The official White House website is getting a makeover -- including a sleek dark mode -- following the inauguration of . But unless you're a coder, you may've missed an Easter egg nestled in the site's HTML code.
"If you're reading this, we need your help building back better," reads the line of code, which is marked as a comment. Following the line is a link to the US Digital Services' website, an organization meant to help the administration advance technologically. Protocol reported the news earlier.
Last year, the Biden administration hid an. Just above the code for purchasing an anti- mask adorned with "BIDEN" was a message: "Wear a mask," written in large block outline letters.
The relaunched White House website also includes a statement that "commitment to accessibility for all begins with this site and our efforts to ensure all functionality and all content is accessible to all Americans."
The site says it's working to conform with the Web Content Accessibility Guidelines version 2.1, level AA criteria.

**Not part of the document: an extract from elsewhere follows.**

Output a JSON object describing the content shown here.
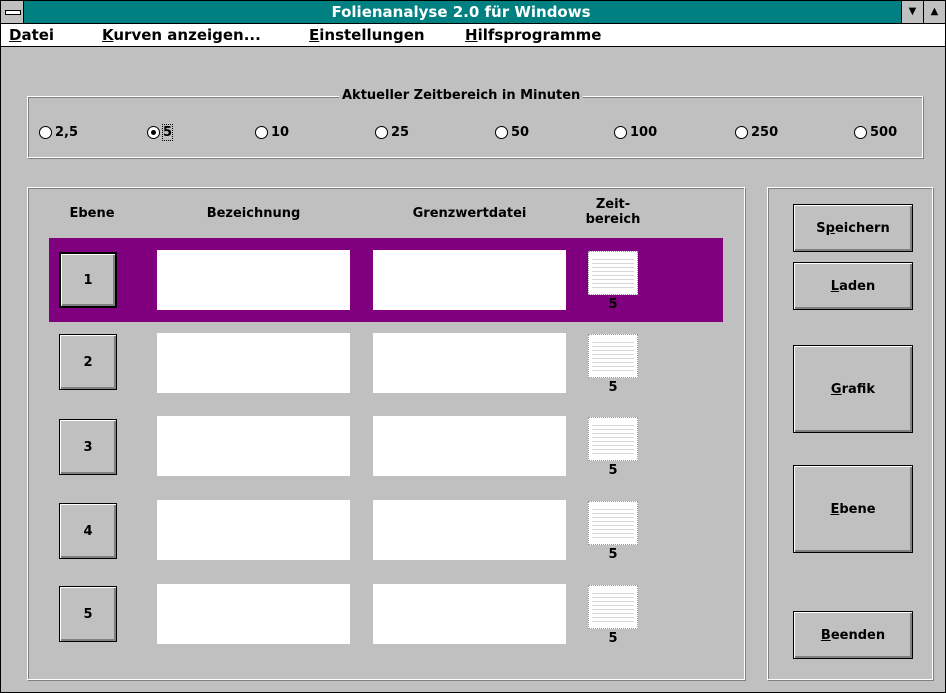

"These guidelines not only help make web content accessible to users with sensory, cognitive and mobility disabilities, but ultimately to all users, regardless of ability," the page says.

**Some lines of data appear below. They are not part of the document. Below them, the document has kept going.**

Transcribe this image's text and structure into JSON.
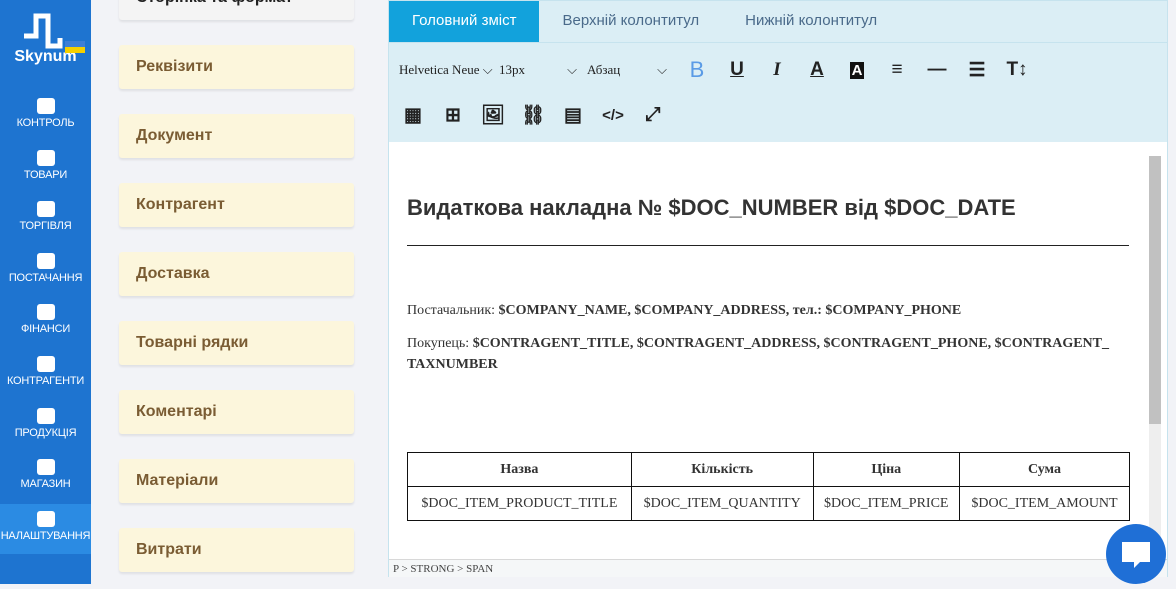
{
  "brand": "Skynum",
  "nav": [
    {
      "label": "КОНТРОЛЬ",
      "icon": "chart-growth-icon"
    },
    {
      "label": "ТОВАРИ",
      "icon": "tag-icon"
    },
    {
      "label": "ТОРГІВЛЯ",
      "icon": "cash-register-icon"
    },
    {
      "label": "ПОСТАЧАННЯ",
      "icon": "truck-icon"
    },
    {
      "label": "ФІНАНСИ",
      "icon": "wallet-icon"
    },
    {
      "label": "КОНТРАГЕНТИ",
      "icon": "person-icon"
    },
    {
      "label": "ПРОДУКЦІЯ",
      "icon": "factory-icon"
    },
    {
      "label": "МАГАЗИН",
      "icon": "shop-bag-icon"
    },
    {
      "label": "НАЛАШТУВАННЯ",
      "icon": "settings-tools-icon",
      "active": true
    }
  ],
  "sections": [
    "Сторінка та формат",
    "Реквізити",
    "Документ",
    "Контрагент",
    "Доставка",
    "Товарні рядки",
    "Коментарі",
    "Матеріали",
    "Витрати"
  ],
  "editor": {
    "tabs": [
      "Головний зміст",
      "Верхній колонтитул",
      "Нижній колонтитул"
    ],
    "font": "Helvetica Neue",
    "size": "13px",
    "block": "Абзац",
    "title": "Видаткова накладна № $DOC_NUMBER від $DOC_DATE",
    "supplier_label": "Постачальник:",
    "supplier_value": "$COMPANY_NAME, $COMPANY_ADDRESS,  тел.: $COMPANY_PHONE",
    "buyer_label": "Покупець:",
    "buyer_value": "$CONTRAGENT_TITLE, $CONTRAGENT_ADDRESS, $CONTRAGENT_PHONE,  $CONTRAGENT_ TAXNUMBER",
    "table_headers": [
      "Назва",
      "Кількість",
      "Ціна",
      "Сума"
    ],
    "table_row": [
      "$DOC_ITEM_PRODUCT_TITLE",
      "$DOC_ITEM_QUANTITY",
      "$DOC_ITEM_PRICE",
      "$DOC_ITEM_AMOUNT"
    ],
    "status_path": "P > STRONG > SPAN"
  },
  "colors": {
    "sidebar": "#1e74d0",
    "active_tab": "#12a2dc",
    "card": "#fcf6dc"
  }
}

The site is already fairly clean and minimalist, but tools embedded on the left side near the bottom let users customize the look of the page to make it more accessible to those who might have trouble viewing its standard presentation.
The first tool is labeled "Toggle high contrast" and lets you flip the background to dark and the type to white. In addition to appealing to people who enjoy a darker background, dark mode is often credited with helping save battery life and reducing eye strain when people use devices in a dim environment.

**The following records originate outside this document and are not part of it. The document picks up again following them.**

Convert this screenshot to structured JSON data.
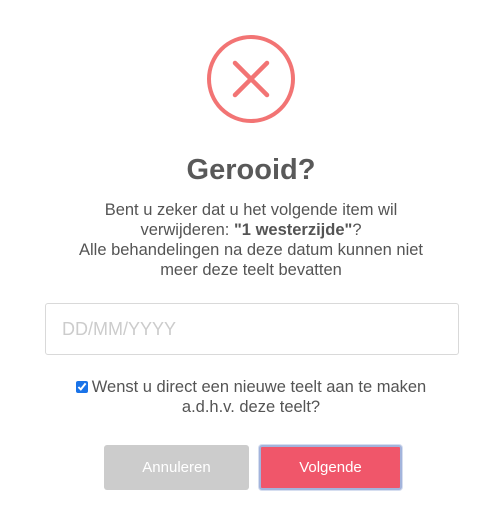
{
  "dialog": {
    "title": "Gerooid?",
    "message": {
      "line1": "Bent u zeker dat u het volgende item wil",
      "line2_prefix": "verwijderen: ",
      "item_name": "\"1 westerzijde\"",
      "line2_suffix": "?",
      "line3": "Alle behandelingen na deze datum kunnen niet",
      "line4": "meer deze teelt bevatten"
    },
    "date_input": {
      "placeholder": "DD/MM/YYYY",
      "value": ""
    },
    "checkbox": {
      "checked": true,
      "label_line1": "Wenst u direct een nieuwe teelt aan te maken",
      "label_line2": "a.d.h.v. deze teelt?"
    },
    "buttons": {
      "cancel_label": "Annuleren",
      "next_label": "Volgende"
    },
    "icon": "error-x-icon",
    "colors": {
      "error": "#f27474",
      "confirm": "#f0566a",
      "cancel": "#cccccc"
    }
  }
}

The next tool is labeled "Toggle large font size" and does pretty much what you'd expect: it lets you bump up the size of the text. Larger print often helps visually impaired users decipher the text on web pages.
The revamped page also includes a Spanish language option that was lacking from the previous administration's site.
CNET's Steven Musil contributed to this report.